We often say that faith and politics should not intermingle (separation of church and state). How does that attitude align with this passage and Jesus’ actions in it?
It is interesting to know that the four gospels were not written in the order they appear in the Bible. Mark is also an interesting book to look at, especially the last 10 verses that were added in the past century. Nonetheless, it is important that we approach this book like we have been reading the rest of the Bible in this series of blogs, as the truth. Searching for God to find His messages and how we fit into it even today.
Scripture Reading: Reading the entire gospel of Mark is great project! Or just Mark 3:1-12
The gospel of Mark was written in Greek for a Gentile (non-Jewish) audience.
Mark probably dates from around 66-70CE. This is right around when the second temple was destroyed, which may well explain why Jewish followers of Jesus (remember, they aren’t “Christian” yet) started actually writing down their stories and memories about Jesus. The temple was destroyed for ongoing Jewish revolt, and the people began to be more widely oppressed, so they wanted to make sure their stories were preserved.
We will discover as we go along that the authorship of the gospels is largely unknown and their names were assigned largely for traditional purposes. The author of Mark may have been someone named Mark (we don’t know), but it was certainly not one of the disciples or anyone famous to history. There has been some speculation (based on textual clues) that the young person who flees the garden on the night of Jesus’ arrest (see Mark 14:51-52) might have been the author himself, but this will never be known for sure.
There is almost universal agreement amongst scholars that Mark was a source for both Matthew and Luke when they wrote their gospel accounts somewhat later. Thus, we might see Mark as our most “raw” and early account of Jesus’ life. This makes reading the gospel of Mark a very interesting endeavor.
You might recall that we do not have a single manuscript of any of the gospels. Our earliest versions of Mark have the gospel ending at verse 16:8 with the women fleeing in fear from the empty tomb. Some manuscripts add a “short ending” (largely unknown), but the majority of later versions are the “long ending” (verses 9-20), which includes resurrection appearances.
The gospel of Mark has many unique attributes: for example, Jesus frequently asks those he has healed not to tell anyone who he is (see our reading for today). Also, the disciples are portrayed as rather idiotic in Mark’s gospel and almost always fail to understand who Jesus is and what he is doing. Mark also uses the terms “Son of God” and “Son of Man” to describe Jesus, both of which would have been laden with meaning for early readers.
Last week, we noted that Mark does not contain a birth narrative. It also does not contain a genealogy. It is likely that Mark had no problem with the idea that Jesus came from normal, human parentage and felt no need to connect him to the Davidic line to “prove” his significance. How do we feel about these things?

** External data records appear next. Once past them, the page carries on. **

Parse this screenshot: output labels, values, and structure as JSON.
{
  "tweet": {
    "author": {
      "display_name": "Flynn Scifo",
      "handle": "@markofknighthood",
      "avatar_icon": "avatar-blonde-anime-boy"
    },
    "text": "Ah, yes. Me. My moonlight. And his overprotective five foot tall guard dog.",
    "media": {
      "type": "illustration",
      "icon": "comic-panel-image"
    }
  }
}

Mark portrays Jesus very much as a healer and miracle worker with supernatural powers. How do we make sense of this in our own time, when so many people are skeptical of miraculous events?
What do we make of the very short “original” ending to Mark?
Why do you suppose Mark has Jesus so often telling people to remain silent about him? There remains scholarly disagreement on this point, though there are several theories. What do you think?
Talking to young people about hot topics can be a bit difficult. However, those of us that live and work with teens and young adults can not avoid these conversations especially if we are in the church. Today we talk about immigration with Letty who is a US citizen and has just recently had to say good-bye to her husband of 13 years because he is an undocumented immigrant from Mexico. Be sure to listen to her story in our podcast.
Our young people are talking about these things and forming their opinions and it is important that the adults around them, especially the Church, engage them in conversations. Open the door, ask the question, and allow them a safe place to talk.